*** Opening of Records for the exercise ***

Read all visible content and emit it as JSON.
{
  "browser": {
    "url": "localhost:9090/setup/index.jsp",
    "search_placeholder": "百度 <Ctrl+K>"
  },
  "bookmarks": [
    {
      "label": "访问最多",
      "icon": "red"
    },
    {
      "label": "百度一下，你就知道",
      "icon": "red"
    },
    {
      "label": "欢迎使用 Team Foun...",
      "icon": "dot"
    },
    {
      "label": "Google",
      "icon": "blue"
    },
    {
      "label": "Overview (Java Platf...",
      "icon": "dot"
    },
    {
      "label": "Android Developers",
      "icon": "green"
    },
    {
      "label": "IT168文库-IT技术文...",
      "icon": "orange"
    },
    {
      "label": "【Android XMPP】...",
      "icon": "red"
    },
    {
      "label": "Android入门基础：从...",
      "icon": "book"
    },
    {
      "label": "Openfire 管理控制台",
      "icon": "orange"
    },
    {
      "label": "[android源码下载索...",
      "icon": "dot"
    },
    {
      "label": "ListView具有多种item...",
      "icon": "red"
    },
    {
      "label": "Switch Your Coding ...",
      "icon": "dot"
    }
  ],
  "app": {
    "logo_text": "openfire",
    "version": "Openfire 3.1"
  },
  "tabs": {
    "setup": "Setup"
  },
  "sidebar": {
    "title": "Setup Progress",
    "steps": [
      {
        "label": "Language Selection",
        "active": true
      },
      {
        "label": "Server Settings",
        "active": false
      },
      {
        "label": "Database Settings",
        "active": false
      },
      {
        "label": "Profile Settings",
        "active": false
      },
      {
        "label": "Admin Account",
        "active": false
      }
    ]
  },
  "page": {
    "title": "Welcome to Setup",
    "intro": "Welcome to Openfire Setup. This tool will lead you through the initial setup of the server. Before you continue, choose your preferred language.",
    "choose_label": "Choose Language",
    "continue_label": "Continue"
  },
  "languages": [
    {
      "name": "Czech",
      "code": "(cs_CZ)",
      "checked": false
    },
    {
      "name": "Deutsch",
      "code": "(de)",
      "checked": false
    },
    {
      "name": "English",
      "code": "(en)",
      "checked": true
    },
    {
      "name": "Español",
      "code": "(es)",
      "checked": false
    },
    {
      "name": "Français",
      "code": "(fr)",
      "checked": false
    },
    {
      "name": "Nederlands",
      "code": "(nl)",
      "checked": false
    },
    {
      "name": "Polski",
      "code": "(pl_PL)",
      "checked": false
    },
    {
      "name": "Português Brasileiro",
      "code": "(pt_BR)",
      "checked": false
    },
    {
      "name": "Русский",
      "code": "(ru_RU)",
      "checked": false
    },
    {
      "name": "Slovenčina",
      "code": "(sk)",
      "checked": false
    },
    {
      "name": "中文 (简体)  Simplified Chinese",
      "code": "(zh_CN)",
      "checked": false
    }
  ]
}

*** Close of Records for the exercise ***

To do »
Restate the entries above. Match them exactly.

Exercise output »
Read all visible content and emit it as JSON.
{
  "browser": {
    "url": "localhost:9090/setup/index.jsp",
    "search_placeholder": "百度 <Ctrl+K>"
  },
  "bookmarks": [
    {
      "label": "访问最多",
      "icon": "red"
    },
    {
      "label": "百度一下，你就知道",
      "icon": "red"
    },
    {
      "label": "欢迎使用 Team Foun...",
      "icon": "dot"
    },
    {
      "label": "Google",
      "icon": "blue"
    },
    {
      "label": "Overview (Java Platf...",
      "icon": "dot"
    },
    {
      "label": "Android Developers",
      "icon": "green"
    },
    {
      "label": "IT168文库-IT技术文...",
      "icon": "orange"
    },
    {
      "label": "【Android XMPP】...",
      "icon": "red"
    },
    {
      "label": "Android入门基础：从...",
      "icon": "book"
    },
    {
      "label": "Openfire 管理控制台",
      "icon": "orange"
    },
    {
      "label": "[android源码下载索...",
      "icon": "dot"
    },
    {
      "label": "ListView具有多种item...",
      "icon": "red"
    },
    {
      "label": "Switch Your Coding ...",
      "icon": "dot"
    }
  ],
  "app": {
    "logo_text": "openfire",
    "version": "Openfire 3.1"
  },
  "tabs": {
    "setup": "Setup"
  },
  "sidebar": {
    "title": "Setup Progress",
    "steps": [
      {
        "label": "Language Selection",
        "active": true
      },
      {
        "label": "Server Settings",
        "active": false
      },
      {
        "label": "Database Settings",
        "active": false
      },
      {
        "label": "Profile Settings",
        "active": false
      },
      {
        "label": "Admin Account",
        "active": false
      }
    ]
  },
  "page": {
    "title": "Welcome to Setup",
    "intro": "Welcome to Openfire Setup. This tool will lead you through the initial setup of the server. Before you continue, choose your preferred language.",
    "choose_label": "Choose Language",
    "continue_label": "Continue"
  },
  "languages": [
    {
      "name": "Czech",
      "code": "(cs_CZ)",
      "checked": false
    },
    {
      "name": "Deutsch",
      "code": "(de)",
      "checked": false
    },
    {
      "name": "English",
      "code": "(en)",
      "checked": true
    },
    {
      "name": "Español",
      "code": "(es)",
      "checked": false
    },
    {
      "name": "Français",
      "code": "(fr)",
      "checked": false
    },
    {
      "name": "Nederlands",
      "code": "(nl)",
      "checked": false
    },
    {
      "name": "Polski",
      "code": "(pl_PL)",
      "checked": false
    },
    {
      "name": "Português Brasileiro",
      "code": "(pt_BR)",
      "checked": false
    },
    {
      "name": "Русский",
      "code": "(ru_RU)",
      "checked": false
    },
    {
      "name": "Slovenčina",
      "code": "(sk)",
      "checked": false
    },
    {
      "name": "中文 (简体)  Simplified Chinese",
      "code": "(zh_CN)",
      "checked": false
    }
  ]
}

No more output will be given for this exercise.